Valentre Bridge © Harold Davis

Valentre Bridge © Harold Davis

Cahors may have fallen to brute force and treachery during the hundred years war during the convoluted battles between French and English monarchs, but the Pont Valentre was rightly regarded as impregnable. Originally a fortress in the center of the river, it was expanded across to both banks with ample fortifications to make direct attack well nigh impossible.

I made this photo of the Pont Valentre from the banks of the Lot River with my camera on my tripod, and my hat held over the camera and lens to protect it from the spring rain.

When two rivers woo

I’ve been playing with poetry, puns and stories in my mind about two rivers coming together, hence “when two rivers woo” and “a tale of two rivers,” and so on. Shown here: The Vezere River coming in from the left and the mighty Dordogne River from the right shot from the castle-turned-exhibition garden high above the town of Lemeuil in southwestern France.

Confluence of Two Rivers  © Harold Davis

Confluence of Two Rivers © Harold Davis

Rain was falling softly and the air was fragrant on the spring day this year that I shot the image, with my camera exposed I was mindful of the brooding clouds in the distance. If you look carefully, you can see the rain skittering across the wind-blown surface of the water at the confluence of the two rivers.

This is an HDR blend of nine exposures, each shot at a moderate wide-angle, ISO 100, and f/11. Shutter speeds ranged from 1/5 of a second to 1/320 of a second. I used a polarizing filter and a tripod.

Related images: Morning on the Lot River and Overlooking the Dordogne River.

Morning on the Lot River

Meandering by slow roads, I crossed and recrossed the Lot River in the southwest of France. Parking by the river, a trail led me back along cliffs for about a mile.

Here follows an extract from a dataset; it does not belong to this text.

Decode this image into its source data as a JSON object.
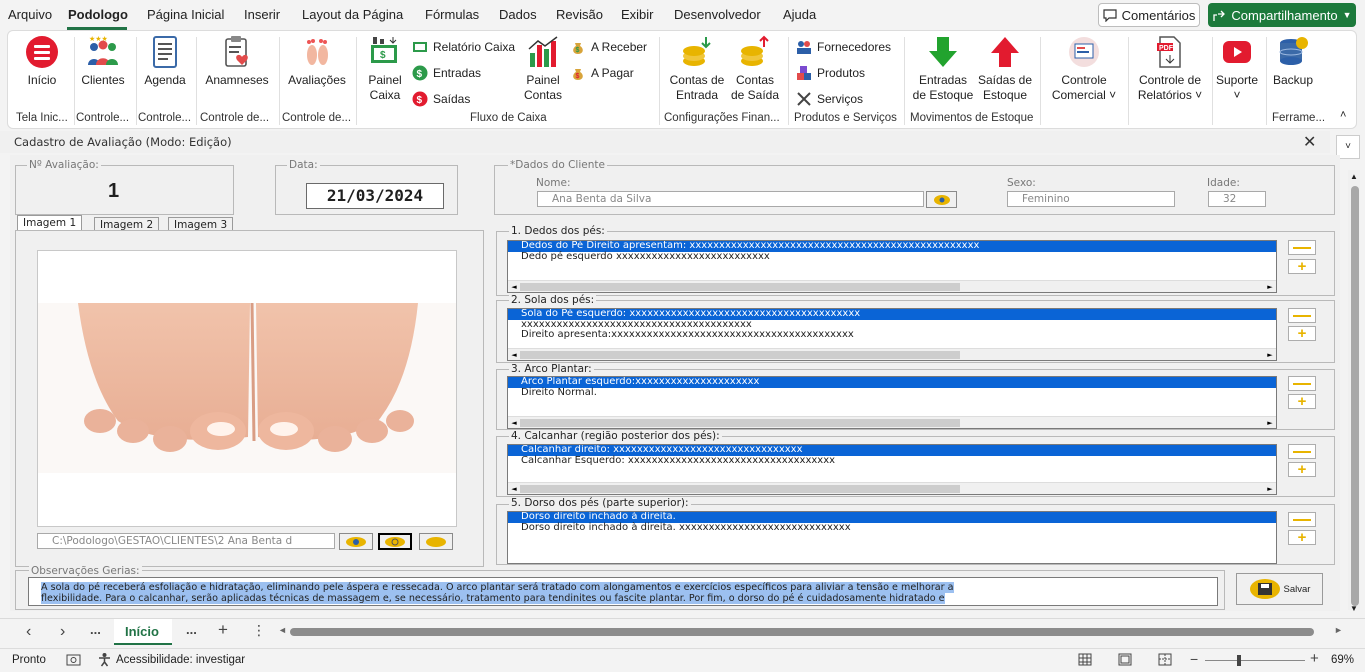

There were ancient steps carved in the rock down to the water, and I descended. Pausing, I looked down in the almost still reflection of the river—losing myself in water that seemed directionless and mystical in the early morning light.

Morning on the Lot River © Harold Davis

Morning on the Lot River © Harold Davis

Riders on the Storm meets Christina’s World

In the surprising uplands of Dordogne and Lot in the southwest of France high alkaline plateaus are bisected by deep river valleys. You’ll find medieval towns and castles, with markers from the history of the bloody 100 years war. The Brits may not have conquered back then, but today they’ve taken over, with everything from modest vacation bungalows to gated chateaus and estates.

Riders on the Storm © Harold Davis

Riders on the Storm © Harold Davis

Exploring the back country, in the smallest hamlets I could find, were also abandoned farms and ruined buildings. I paused in Saint-Romain, ahead of the storm, to photograph this farm house, intricate in its construction and picturesque in its decay. The wind whistled through the grass in the fields, with a sound as desolate as the abandoned buildings. The only thing missing was Christina, I thought, disassembling my camera and tripod and turning away as the first drops of rain began to fall.

Sainte Croixe de Beaumont

Way off the beaten track in the southwest of France, I stopped to photograph the ancient church at Sainte Croixe de Beaumont. This complex belonged to the Knights Templar, and is mostly abandoned. The interior of the church is still in decent shape, but the other buildings are heading for ruin.

Oncoming Storm over Sainte Croixe © Harold Davis

Oncoming Storm over Sainte Croixe © Harold Davis

All morning it had been threatening to rain, with swiftly moving clouds overhead. As I wandered through the fields with my camera on the tripod, the oncoming storm burst, and I made haste to take refuge in an abandoned building where I could protect my gear.